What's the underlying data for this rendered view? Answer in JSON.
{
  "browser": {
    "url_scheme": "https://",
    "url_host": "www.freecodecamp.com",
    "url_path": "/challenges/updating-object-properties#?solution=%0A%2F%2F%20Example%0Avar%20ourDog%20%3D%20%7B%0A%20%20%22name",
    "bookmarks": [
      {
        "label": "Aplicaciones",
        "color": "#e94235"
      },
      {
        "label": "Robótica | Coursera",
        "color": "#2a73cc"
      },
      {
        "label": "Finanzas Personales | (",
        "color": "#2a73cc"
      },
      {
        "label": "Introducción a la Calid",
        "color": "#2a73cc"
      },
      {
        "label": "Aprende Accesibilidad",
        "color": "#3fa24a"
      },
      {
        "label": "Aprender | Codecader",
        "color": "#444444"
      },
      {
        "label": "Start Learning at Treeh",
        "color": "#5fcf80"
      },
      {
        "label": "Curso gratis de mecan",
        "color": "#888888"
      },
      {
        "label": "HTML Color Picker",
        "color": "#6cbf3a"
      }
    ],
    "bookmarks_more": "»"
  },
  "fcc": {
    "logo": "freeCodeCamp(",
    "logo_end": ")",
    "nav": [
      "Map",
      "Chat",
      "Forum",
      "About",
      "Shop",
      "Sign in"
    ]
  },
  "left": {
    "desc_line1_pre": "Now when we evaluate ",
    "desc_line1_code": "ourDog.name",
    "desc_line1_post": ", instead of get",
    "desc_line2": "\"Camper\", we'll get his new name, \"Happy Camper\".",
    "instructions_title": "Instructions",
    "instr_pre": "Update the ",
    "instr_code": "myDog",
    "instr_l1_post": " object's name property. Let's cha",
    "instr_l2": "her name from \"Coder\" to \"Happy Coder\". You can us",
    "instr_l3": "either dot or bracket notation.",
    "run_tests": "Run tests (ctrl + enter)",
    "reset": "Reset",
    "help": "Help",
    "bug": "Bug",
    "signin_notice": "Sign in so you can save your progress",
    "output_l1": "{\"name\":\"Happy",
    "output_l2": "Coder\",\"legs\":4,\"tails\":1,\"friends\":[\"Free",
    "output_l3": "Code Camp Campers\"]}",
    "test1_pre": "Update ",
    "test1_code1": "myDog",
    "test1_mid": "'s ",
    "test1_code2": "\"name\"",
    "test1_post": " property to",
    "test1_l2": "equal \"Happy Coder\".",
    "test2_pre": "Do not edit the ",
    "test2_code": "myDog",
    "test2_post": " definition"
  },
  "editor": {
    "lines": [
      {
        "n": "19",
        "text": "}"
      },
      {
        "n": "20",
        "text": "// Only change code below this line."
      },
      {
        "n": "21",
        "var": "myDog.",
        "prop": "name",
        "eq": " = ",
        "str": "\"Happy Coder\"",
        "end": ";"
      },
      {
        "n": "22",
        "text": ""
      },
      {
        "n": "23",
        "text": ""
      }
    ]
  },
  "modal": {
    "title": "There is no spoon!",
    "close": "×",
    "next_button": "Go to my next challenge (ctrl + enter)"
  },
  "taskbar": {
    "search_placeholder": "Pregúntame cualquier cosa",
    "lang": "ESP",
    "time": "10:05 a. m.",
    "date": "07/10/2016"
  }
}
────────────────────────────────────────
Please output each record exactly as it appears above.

# Solved problem
What's the underlying data for this rendered view? Answer in JSON.
{
  "browser": {
    "url_scheme": "https://",
    "url_host": "www.freecodecamp.com",
    "url_path": "/challenges/updating-object-properties#?solution=%0A%2F%2F%20Example%0Avar%20ourDog%20%3D%20%7B%0A%20%20%22name",
    "bookmarks": [
      {
        "label": "Aplicaciones",
        "color": "#e94235"
      },
      {
        "label": "Robótica | Coursera",
        "color": "#2a73cc"
      },
      {
        "label": "Finanzas Personales | (",
        "color": "#2a73cc"
      },
      {
        "label": "Introducción a la Calid",
        "color": "#2a73cc"
      },
      {
        "label": "Aprende Accesibilidad",
        "color": "#3fa24a"
      },
      {
        "label": "Aprender | Codecader",
        "color": "#444444"
      },
      {
        "label": "Start Learning at Treeh",
        "color": "#5fcf80"
      },
      {
        "label": "Curso gratis de mecan",
        "color": "#888888"
      },
      {
        "label": "HTML Color Picker",
        "color": "#6cbf3a"
      }
    ],
    "bookmarks_more": "»"
  },
  "fcc": {
    "logo": "freeCodeCamp(",
    "logo_end": ")",
    "nav": [
      "Map",
      "Chat",
      "Forum",
      "About",
      "Shop",
      "Sign in"
    ]
  },
  "left": {
    "desc_line1_pre": "Now when we evaluate ",
    "desc_line1_code": "ourDog.name",
    "desc_line1_post": ", instead of get",
    "desc_line2": "\"Camper\", we'll get his new name, \"Happy Camper\".",
    "instructions_title": "Instructions",
    "instr_pre": "Update the ",
    "instr_code": "myDog",
    "instr_l1_post": " object's name property. Let's cha",
    "instr_l2": "her name from \"Coder\" to \"Happy Coder\". You can us",
    "instr_l3": "either dot or bracket notation.",
    "run_tests": "Run tests (ctrl + enter)",
    "reset": "Reset",
    "help": "Help",
    "bug": "Bug",
    "signin_notice": "Sign in so you can save your progress",
    "output_l1": "{\"name\":\"Happy",
    "output_l2": "Coder\",\"legs\":4,\"tails\":1,\"friends\":[\"Free",
    "output_l3": "Code Camp Campers\"]}",
    "test1_pre": "Update ",
    "test1_code1": "myDog",
    "test1_mid": "'s ",
    "test1_code2": "\"name\"",
    "test1_post": " property to",
    "test1_l2": "equal \"Happy Coder\".",
    "test2_pre": "Do not edit the ",
    "test2_code": "myDog",
    "test2_post": " definition"
  },
  "editor": {
    "lines": [
      {
        "n": "19",
        "text": "}"
      },
      {
        "n": "20",
        "text": "// Only change code below this line."
      },
      {
        "n": "21",
        "var": "myDog.",
        "prop": "name",
        "eq": " = ",
        "str": "\"Happy Coder\"",
        "end": ";"
      },
      {
        "n": "22",
        "text": ""
      },
      {
        "n": "23",
        "text": ""
      }
    ]
  },
  "modal": {
    "title": "There is no spoon!",
    "close": "×",
    "next_button": "Go to my next challenge (ctrl + enter)"
  },
  "taskbar": {
    "search_placeholder": "Pregúntame cualquier cosa",
    "lang": "ESP",
    "time": "10:05 a. m.",
    "date": "07/10/2016"
  }
}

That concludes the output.